THE TASK.
From the records that follow, give the number of lines that include the word "JSON", with no further words.

INFORMATION.
◇ ◇ ◇ ◇
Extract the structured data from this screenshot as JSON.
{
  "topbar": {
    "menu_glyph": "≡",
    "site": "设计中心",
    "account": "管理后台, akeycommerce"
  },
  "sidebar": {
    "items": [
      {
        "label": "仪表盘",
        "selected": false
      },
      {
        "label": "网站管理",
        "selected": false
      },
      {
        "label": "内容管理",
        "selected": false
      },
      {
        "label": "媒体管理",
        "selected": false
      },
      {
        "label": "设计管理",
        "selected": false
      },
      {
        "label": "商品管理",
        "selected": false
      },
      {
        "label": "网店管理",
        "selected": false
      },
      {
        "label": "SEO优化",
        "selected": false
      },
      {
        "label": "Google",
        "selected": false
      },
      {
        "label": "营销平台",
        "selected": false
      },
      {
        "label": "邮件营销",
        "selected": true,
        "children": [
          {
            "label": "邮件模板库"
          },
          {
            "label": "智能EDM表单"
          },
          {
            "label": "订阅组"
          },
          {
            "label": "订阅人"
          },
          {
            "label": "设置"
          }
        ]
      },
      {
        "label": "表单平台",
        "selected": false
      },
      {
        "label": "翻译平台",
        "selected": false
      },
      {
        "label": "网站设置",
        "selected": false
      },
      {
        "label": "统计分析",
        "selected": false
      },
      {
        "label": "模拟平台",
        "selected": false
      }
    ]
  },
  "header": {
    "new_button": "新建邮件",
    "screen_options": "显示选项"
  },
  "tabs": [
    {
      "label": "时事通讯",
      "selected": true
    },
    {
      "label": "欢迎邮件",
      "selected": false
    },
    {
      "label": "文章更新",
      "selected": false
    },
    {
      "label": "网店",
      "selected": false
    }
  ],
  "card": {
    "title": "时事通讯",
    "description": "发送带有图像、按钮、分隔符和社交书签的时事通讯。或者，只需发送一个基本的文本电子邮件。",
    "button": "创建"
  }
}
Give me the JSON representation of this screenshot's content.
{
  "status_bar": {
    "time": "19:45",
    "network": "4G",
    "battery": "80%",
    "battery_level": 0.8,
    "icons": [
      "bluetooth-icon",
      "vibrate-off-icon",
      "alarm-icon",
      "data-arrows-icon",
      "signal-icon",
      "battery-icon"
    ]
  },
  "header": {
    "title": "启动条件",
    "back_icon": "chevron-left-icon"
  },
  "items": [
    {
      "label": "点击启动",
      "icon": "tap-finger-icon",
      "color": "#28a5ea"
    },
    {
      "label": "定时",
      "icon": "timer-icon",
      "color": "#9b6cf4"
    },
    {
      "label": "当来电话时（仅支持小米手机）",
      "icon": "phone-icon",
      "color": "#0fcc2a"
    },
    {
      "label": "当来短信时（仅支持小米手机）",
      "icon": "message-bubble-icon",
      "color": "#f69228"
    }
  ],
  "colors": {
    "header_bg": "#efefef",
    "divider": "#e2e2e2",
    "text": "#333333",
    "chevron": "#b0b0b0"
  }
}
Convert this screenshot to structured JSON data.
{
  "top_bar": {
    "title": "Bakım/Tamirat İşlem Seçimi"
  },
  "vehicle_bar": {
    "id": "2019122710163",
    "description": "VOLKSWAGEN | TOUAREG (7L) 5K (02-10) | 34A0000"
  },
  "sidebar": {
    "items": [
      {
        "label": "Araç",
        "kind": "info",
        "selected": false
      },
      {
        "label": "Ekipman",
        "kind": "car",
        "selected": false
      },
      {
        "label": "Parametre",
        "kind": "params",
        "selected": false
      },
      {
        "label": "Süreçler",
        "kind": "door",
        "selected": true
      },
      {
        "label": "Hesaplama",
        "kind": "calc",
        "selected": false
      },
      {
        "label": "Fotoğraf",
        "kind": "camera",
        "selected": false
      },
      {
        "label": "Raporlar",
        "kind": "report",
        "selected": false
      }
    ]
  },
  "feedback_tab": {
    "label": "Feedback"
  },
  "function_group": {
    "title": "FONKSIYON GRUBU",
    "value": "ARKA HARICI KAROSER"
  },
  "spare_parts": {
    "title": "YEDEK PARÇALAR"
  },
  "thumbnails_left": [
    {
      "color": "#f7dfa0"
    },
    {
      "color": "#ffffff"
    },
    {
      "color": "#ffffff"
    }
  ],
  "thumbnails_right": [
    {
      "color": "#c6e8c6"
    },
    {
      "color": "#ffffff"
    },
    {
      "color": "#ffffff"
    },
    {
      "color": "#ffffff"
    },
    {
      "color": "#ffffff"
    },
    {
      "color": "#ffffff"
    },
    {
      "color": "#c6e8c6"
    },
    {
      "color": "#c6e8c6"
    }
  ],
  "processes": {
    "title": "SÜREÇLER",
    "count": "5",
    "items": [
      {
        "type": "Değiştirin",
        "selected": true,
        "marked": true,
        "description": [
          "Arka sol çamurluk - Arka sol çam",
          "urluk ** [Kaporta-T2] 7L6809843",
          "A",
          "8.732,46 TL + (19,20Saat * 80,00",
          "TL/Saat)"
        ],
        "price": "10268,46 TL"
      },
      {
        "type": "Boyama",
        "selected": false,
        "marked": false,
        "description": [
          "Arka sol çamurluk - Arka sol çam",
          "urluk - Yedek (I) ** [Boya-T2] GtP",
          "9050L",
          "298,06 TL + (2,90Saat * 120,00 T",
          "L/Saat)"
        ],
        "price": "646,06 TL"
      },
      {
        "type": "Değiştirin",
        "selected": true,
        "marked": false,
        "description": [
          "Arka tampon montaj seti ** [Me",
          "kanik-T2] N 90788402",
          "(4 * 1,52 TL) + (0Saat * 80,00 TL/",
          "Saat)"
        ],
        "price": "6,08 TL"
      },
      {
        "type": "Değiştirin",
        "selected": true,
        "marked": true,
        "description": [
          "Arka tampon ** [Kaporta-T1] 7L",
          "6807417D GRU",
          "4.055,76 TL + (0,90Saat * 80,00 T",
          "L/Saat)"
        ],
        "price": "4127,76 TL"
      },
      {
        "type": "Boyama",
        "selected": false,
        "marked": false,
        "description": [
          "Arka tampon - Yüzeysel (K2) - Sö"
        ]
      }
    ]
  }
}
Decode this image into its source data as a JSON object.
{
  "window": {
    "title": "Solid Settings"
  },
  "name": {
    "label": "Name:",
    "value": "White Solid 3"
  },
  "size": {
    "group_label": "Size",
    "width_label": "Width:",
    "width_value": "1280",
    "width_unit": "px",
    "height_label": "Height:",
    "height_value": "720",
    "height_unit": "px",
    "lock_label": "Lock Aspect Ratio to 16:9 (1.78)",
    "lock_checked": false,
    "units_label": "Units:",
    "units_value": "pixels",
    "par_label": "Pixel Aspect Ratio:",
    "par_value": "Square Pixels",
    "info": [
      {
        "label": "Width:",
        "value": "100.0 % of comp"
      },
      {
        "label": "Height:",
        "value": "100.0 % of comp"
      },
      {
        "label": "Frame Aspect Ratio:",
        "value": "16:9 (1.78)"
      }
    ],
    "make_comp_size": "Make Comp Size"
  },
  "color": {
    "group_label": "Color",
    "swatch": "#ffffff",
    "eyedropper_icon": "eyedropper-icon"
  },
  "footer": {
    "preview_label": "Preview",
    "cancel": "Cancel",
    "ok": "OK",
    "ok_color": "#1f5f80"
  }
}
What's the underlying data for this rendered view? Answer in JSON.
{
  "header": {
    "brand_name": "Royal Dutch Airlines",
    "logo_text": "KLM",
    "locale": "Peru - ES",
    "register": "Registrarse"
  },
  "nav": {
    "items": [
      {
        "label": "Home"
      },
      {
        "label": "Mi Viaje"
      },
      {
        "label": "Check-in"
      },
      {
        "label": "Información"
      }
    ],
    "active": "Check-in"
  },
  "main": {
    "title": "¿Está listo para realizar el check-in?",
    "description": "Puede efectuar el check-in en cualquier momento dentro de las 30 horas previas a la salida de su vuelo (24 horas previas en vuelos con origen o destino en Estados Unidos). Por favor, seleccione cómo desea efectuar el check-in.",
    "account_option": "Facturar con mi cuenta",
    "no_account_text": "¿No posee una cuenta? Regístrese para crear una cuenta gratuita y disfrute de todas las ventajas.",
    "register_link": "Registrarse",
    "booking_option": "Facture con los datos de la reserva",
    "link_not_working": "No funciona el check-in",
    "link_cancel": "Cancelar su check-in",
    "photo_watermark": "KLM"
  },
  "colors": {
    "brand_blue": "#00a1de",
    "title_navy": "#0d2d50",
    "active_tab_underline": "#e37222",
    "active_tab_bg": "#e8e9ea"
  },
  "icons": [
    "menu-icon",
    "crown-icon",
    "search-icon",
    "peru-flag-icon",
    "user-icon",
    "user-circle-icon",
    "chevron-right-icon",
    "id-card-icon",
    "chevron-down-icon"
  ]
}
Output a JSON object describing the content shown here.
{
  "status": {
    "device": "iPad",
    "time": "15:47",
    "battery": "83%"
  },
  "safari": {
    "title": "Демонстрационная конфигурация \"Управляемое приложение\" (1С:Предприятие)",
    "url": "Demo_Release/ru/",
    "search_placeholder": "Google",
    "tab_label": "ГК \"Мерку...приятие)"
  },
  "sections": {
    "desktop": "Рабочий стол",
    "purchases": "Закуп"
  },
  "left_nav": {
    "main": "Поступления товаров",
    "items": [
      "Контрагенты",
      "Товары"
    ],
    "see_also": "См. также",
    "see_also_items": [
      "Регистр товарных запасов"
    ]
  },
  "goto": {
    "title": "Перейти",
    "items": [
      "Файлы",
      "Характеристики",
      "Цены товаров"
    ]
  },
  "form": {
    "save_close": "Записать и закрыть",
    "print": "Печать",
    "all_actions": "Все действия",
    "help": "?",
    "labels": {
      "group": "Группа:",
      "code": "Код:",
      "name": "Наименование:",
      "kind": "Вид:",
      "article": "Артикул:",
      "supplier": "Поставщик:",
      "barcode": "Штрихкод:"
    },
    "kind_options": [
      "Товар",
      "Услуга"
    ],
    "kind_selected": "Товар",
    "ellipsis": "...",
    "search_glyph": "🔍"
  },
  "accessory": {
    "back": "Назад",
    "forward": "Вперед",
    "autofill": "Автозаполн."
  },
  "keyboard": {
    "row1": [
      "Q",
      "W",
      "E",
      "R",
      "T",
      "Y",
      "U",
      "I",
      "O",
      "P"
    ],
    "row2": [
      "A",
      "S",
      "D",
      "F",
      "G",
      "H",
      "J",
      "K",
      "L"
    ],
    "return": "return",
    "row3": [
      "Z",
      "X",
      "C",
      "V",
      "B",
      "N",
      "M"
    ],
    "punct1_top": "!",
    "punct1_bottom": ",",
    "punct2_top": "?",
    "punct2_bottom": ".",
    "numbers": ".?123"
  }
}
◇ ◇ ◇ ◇
YOUR RESPONSE.
6